### ASSIGNED TASK:
In the following material, identify every line holding the string "sure" and return it.

### EXERCISE INPUT:
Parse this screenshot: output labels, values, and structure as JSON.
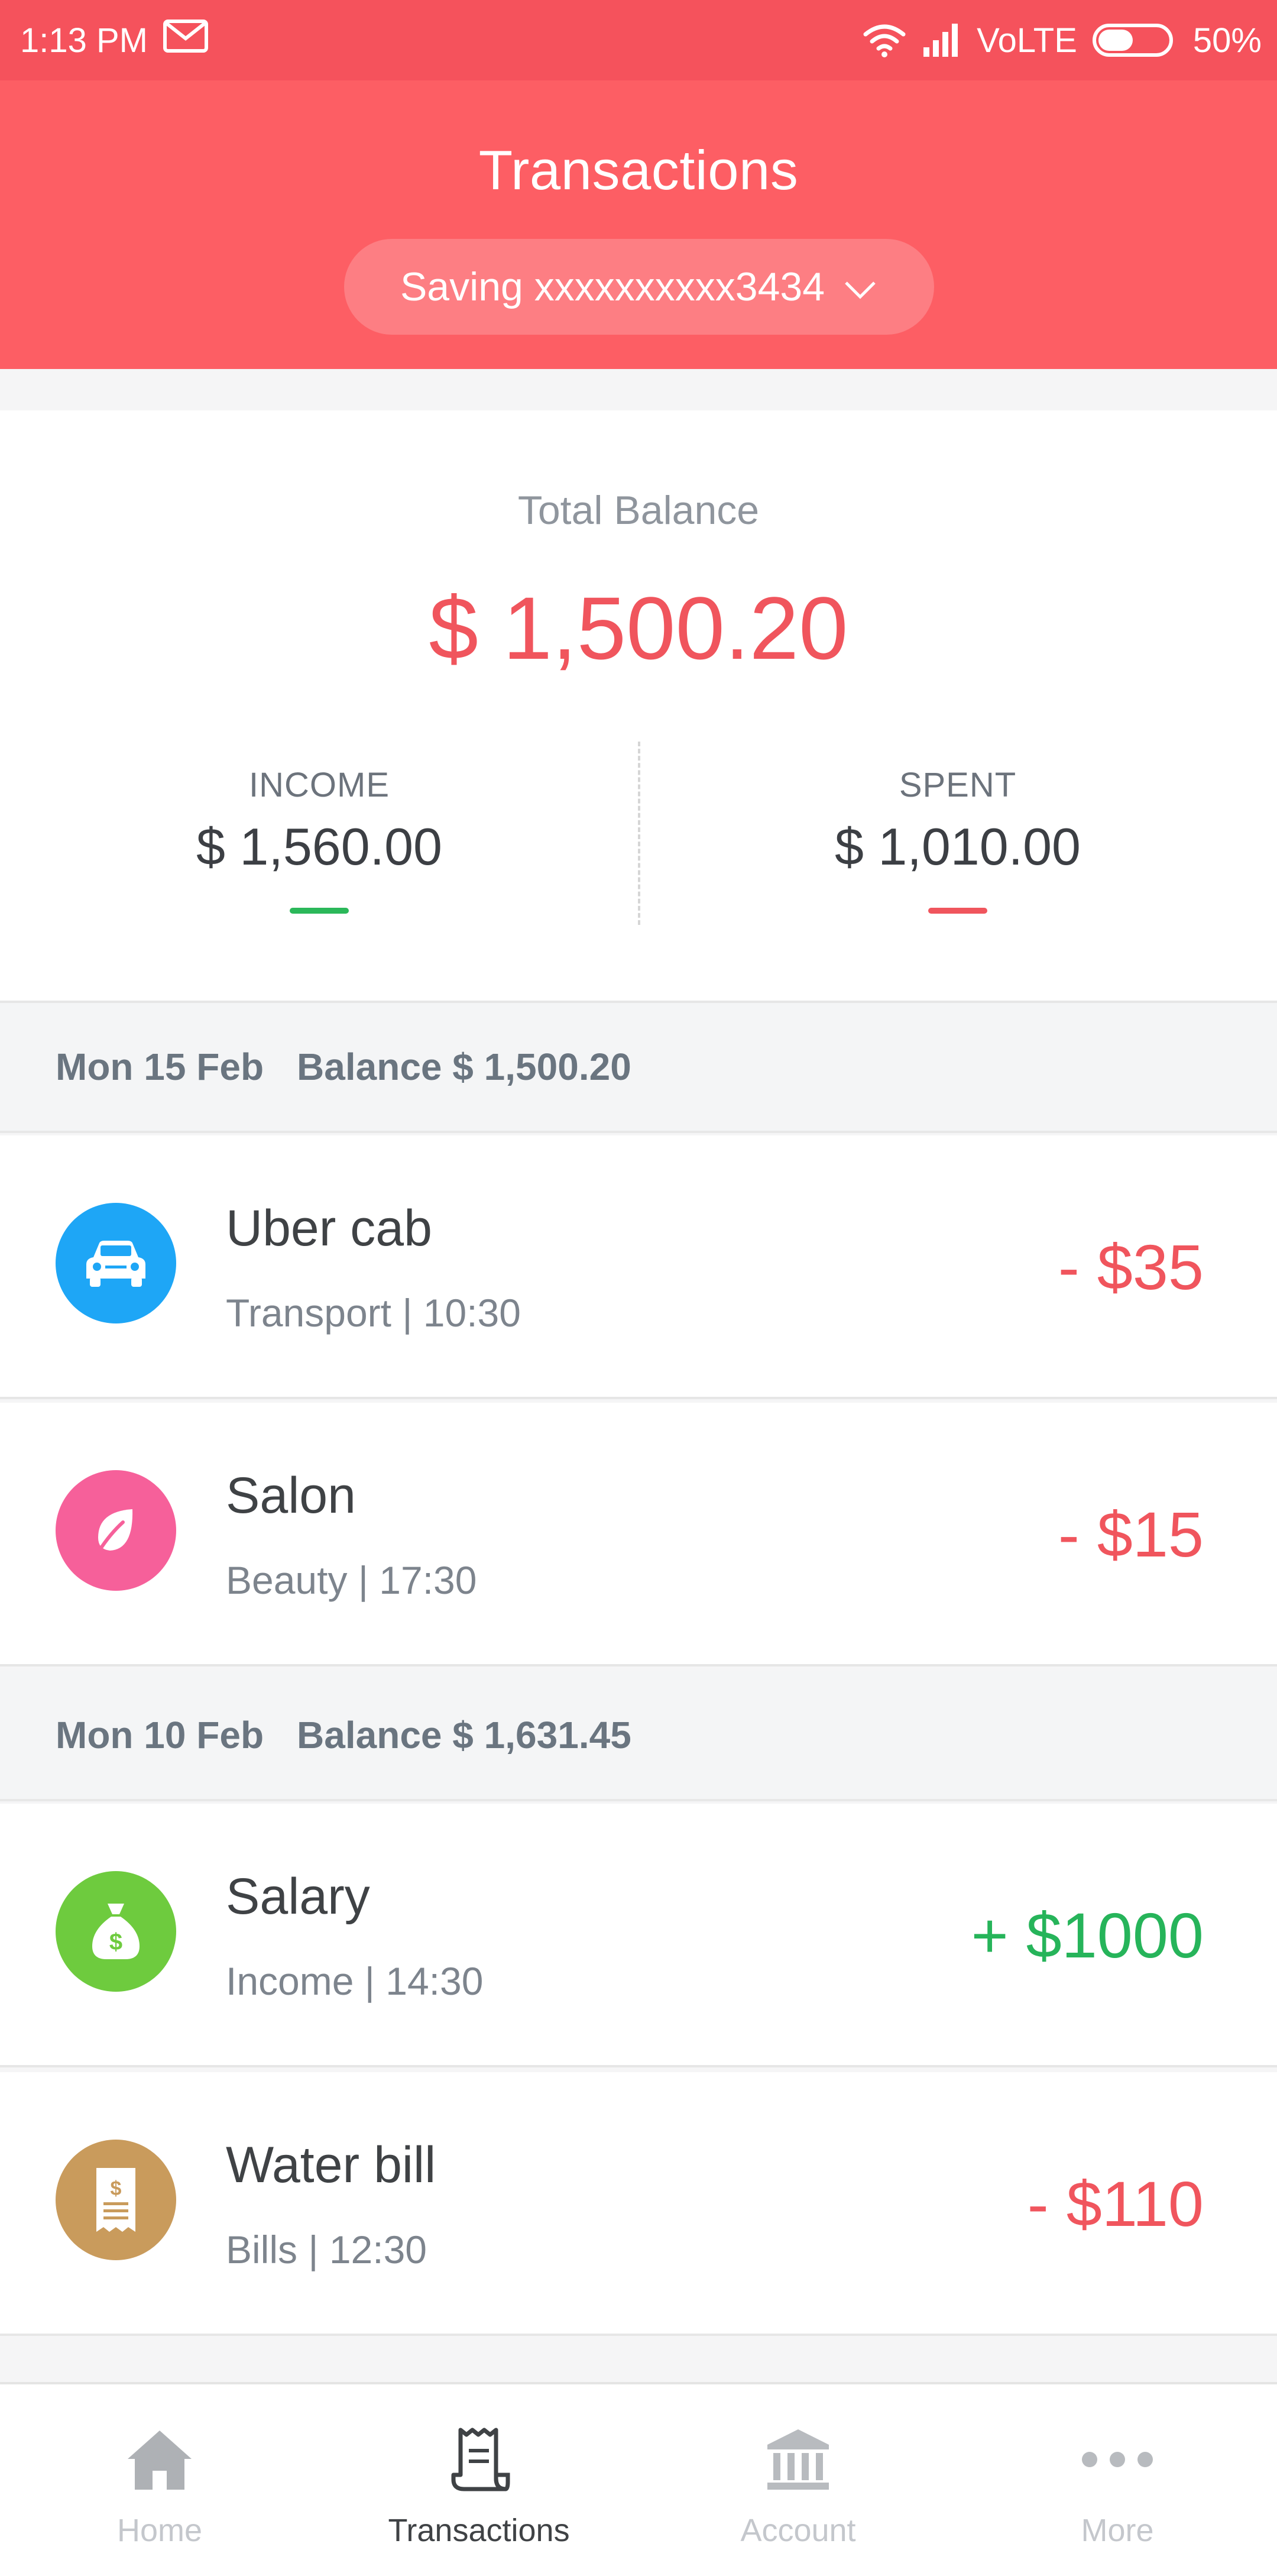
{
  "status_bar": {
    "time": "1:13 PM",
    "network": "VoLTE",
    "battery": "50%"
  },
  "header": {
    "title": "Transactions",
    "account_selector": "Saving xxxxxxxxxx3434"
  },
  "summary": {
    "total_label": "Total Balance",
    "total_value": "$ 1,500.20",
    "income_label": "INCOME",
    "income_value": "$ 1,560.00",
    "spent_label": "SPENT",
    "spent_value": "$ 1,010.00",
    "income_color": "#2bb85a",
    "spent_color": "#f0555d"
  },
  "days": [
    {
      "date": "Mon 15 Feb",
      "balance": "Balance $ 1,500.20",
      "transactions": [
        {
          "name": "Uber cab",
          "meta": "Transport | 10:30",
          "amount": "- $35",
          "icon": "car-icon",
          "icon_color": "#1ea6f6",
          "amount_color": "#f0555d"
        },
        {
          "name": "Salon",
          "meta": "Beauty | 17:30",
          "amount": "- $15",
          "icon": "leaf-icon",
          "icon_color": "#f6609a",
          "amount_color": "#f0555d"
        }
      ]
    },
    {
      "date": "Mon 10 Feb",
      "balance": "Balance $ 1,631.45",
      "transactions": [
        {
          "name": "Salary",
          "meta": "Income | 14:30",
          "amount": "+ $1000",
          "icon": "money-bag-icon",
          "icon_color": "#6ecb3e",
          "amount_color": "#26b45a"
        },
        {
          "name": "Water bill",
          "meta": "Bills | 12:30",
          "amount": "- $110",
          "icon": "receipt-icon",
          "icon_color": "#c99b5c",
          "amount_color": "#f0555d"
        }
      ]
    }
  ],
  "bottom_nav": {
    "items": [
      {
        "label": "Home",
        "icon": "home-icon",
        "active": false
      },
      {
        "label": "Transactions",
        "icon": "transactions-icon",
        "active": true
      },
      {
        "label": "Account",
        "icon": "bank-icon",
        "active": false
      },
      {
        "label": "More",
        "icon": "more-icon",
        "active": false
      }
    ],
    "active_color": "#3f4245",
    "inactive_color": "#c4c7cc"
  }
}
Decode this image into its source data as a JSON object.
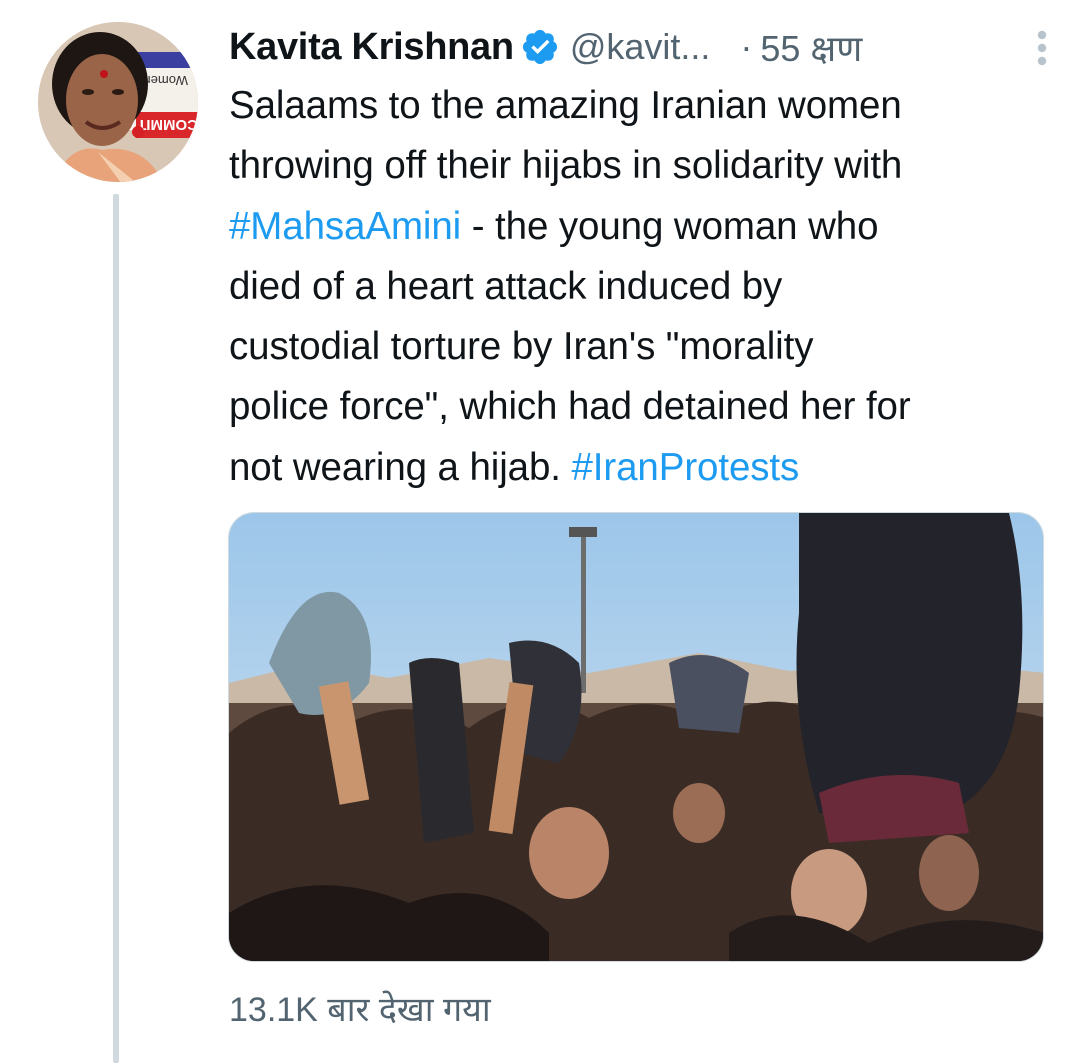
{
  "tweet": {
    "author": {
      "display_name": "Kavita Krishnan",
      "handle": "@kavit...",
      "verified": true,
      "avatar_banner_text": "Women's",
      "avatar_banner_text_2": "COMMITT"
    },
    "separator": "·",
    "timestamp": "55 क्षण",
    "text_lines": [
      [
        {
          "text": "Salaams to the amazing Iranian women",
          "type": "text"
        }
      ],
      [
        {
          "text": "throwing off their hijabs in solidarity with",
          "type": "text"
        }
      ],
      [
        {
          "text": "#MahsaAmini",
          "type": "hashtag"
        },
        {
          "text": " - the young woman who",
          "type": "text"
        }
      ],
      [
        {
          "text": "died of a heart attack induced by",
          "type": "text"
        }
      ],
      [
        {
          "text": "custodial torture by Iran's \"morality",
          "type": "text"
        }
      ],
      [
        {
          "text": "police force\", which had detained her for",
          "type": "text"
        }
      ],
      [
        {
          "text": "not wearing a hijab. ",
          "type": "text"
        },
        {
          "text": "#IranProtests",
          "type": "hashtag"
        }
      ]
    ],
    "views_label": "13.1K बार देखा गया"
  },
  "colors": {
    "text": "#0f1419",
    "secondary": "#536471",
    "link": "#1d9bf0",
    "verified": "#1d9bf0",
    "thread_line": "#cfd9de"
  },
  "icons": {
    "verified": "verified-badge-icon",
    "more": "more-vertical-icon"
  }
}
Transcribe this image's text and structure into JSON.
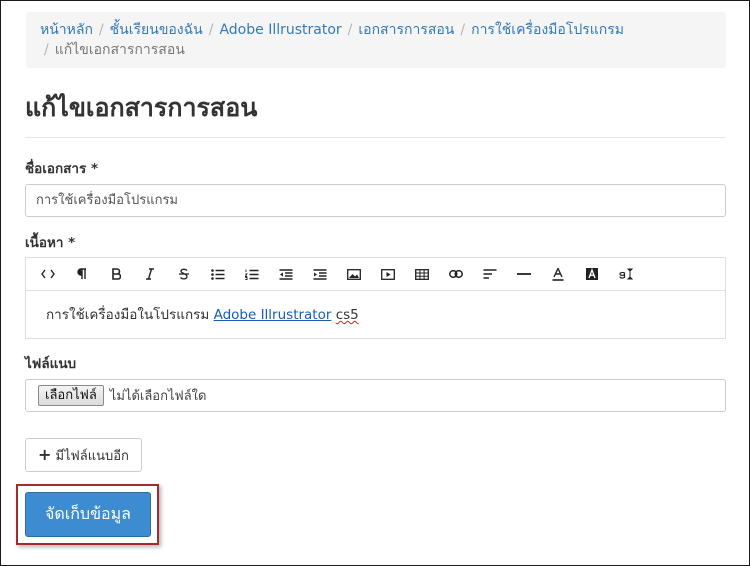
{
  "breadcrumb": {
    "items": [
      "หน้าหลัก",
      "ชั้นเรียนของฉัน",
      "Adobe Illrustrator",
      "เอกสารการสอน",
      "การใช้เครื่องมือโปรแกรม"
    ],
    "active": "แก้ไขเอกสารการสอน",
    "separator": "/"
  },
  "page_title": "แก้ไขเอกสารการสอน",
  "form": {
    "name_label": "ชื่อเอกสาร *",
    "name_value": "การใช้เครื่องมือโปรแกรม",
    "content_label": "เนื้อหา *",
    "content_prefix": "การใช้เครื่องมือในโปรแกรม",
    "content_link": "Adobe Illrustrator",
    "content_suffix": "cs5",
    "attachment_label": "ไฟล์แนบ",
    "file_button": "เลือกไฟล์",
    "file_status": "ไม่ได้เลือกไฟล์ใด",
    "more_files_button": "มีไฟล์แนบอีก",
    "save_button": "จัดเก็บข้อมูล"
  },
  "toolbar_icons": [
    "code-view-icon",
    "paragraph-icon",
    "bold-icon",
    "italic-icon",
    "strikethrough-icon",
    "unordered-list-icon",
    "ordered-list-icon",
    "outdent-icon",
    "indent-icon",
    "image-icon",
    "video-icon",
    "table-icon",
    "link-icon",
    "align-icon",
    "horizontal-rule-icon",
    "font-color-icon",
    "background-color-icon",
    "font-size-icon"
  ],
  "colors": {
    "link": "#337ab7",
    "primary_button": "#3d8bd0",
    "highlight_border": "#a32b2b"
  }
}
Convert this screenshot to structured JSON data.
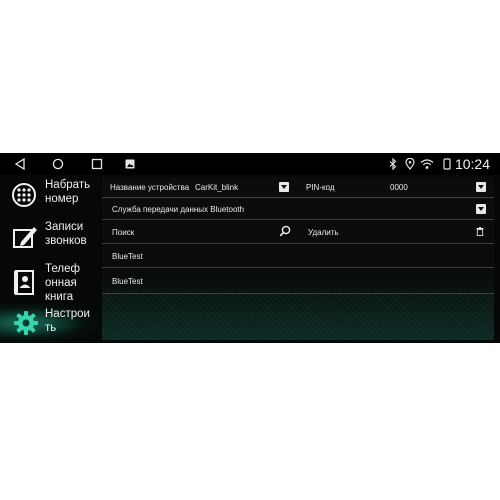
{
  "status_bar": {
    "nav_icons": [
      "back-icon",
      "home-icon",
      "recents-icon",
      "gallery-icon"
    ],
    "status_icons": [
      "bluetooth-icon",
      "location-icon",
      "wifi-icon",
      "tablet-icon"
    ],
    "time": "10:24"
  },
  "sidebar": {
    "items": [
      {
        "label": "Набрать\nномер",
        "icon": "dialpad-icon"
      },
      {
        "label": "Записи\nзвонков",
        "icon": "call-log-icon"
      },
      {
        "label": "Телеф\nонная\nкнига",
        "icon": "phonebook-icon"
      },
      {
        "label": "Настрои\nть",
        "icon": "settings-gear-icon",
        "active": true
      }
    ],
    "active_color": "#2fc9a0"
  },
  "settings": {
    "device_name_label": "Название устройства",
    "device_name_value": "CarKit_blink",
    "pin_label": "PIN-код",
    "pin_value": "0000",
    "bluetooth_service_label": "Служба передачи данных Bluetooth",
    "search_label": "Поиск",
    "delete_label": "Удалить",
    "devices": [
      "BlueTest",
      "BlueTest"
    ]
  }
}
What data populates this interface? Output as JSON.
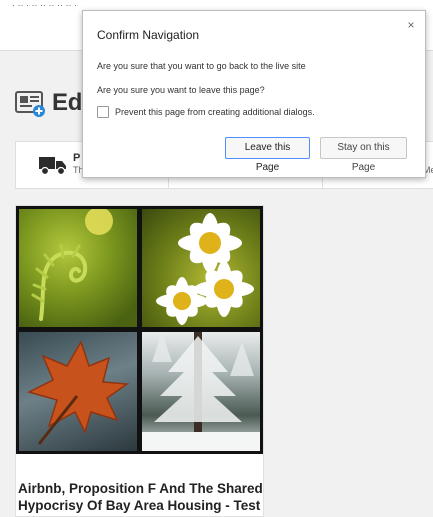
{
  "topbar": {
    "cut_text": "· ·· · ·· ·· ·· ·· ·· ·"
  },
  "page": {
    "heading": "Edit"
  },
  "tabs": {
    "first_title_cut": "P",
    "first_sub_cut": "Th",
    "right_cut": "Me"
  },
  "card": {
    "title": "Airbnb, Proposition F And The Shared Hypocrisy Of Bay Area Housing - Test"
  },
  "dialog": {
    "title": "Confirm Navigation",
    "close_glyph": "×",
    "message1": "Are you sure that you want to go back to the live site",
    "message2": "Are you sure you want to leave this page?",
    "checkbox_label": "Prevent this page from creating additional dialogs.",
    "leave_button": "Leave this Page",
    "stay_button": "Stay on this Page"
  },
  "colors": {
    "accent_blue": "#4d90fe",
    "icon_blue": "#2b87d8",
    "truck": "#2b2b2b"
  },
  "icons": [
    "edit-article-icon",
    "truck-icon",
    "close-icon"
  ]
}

### SOLUTION TO THIS TASK:
    "message1": "Are you sure that you want to go back to the live site",
    "message2": "Are you sure you want to leave this page?",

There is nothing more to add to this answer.